Who told you to "F off," as you say? Where was that message coming from?
Well, that’s kind of what the New York Times article was about: It was a government official and my ex-boyfriend discrediting what I was saying, and everyone got behind them. So it was really confusing to me because I was like, "Well, what’s the difference?" One is a story where an American person goes to Uganda and picks out the story, puts it into context and then uploads it to YouTube, and then a lot of Americans can understand it. And me, I can be in the same category as Jacob, but I did the journey myself — nobody had to come to my village and save me and articulate my story. I’d learned the language myself, I built the platform myself, got to a microphone myself, got nominated for a Grammy and an Oscar the same month, to make the biggest platform possible in America. Then I told the story — and it didn’t translate. A lot of people were like, "Just make music; don’t talk about politics." But I was in a very difficult position: I was the only Tamil rapper [on the international stage], so when a whole bunch of Tamil people were dying, I had to tell you about it.
A last question strikes me: A lot of people describe you as provocative. Is that a fair label?

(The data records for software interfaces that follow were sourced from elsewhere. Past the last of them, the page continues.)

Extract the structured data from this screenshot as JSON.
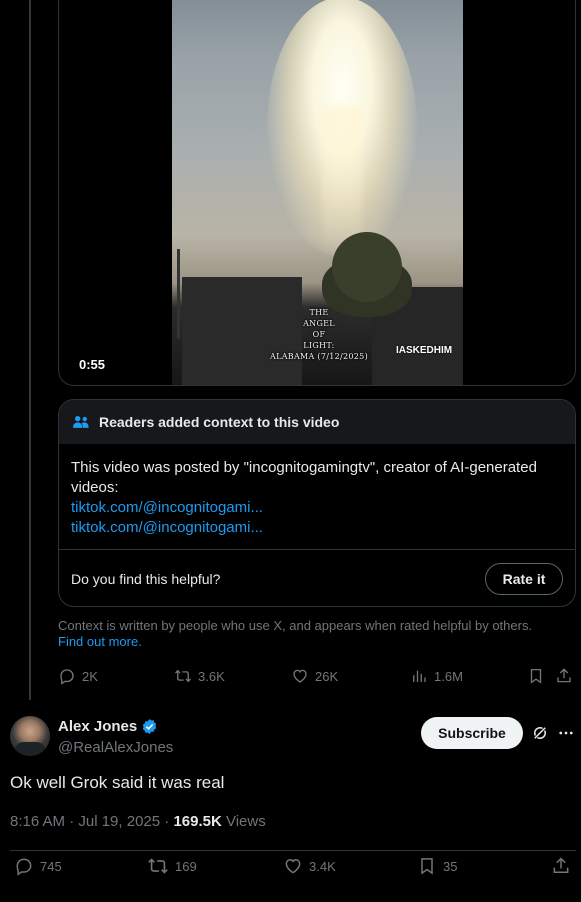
{
  "video": {
    "duration": "0:55",
    "caption_lines": [
      "THE",
      "ANGEL",
      "OF",
      "LIGHT:",
      "ALABAMA (7/12/2025)"
    ],
    "watermark": "IASKEDHIM"
  },
  "community_note": {
    "header": "Readers added context to this video",
    "body": "This video was posted by \"incognitogamingtv\", creator of AI-generated videos:",
    "links": [
      "tiktok.com/@incognitogami...",
      "tiktok.com/@incognitogami..."
    ],
    "helpful_question": "Do you find this helpful?",
    "rate_button": "Rate it"
  },
  "context_disclaimer": {
    "text": "Context is written by people who use X, and appears when rated helpful by others.",
    "link": "Find out more."
  },
  "quoted_post_actions": {
    "replies": "2K",
    "reposts": "3.6K",
    "likes": "26K",
    "views": "1.6M"
  },
  "post": {
    "author_name": "Alex Jones",
    "handle": "@RealAlexJones",
    "subscribe_label": "Subscribe",
    "text": "Ok well Grok said it was real",
    "timestamp": "8:16 AM · Jul 19, 2025 · ",
    "views_count": "169.5K",
    "views_label": " Views"
  },
  "post_actions": {
    "replies": "745",
    "reposts": "169",
    "likes": "3.4K",
    "bookmarks": "35"
  },
  "colors": {
    "background": "#000000",
    "text": "#e7e9ea",
    "muted": "#71767b",
    "link": "#1d9bf0",
    "verified": "#1d9bf0",
    "note_header_bg": "#16181c",
    "border": "#2f3336"
  }
}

Well, I don’t know. The thing is, is that a thing about them or is it a thing about me? I don’t intentionally go, "What is provocative?" and try to do that. I just do stuff and people go, "That’s provocative." Maybe because sometimes I’m super-ignorant — and sometimes they’re super-ignorant.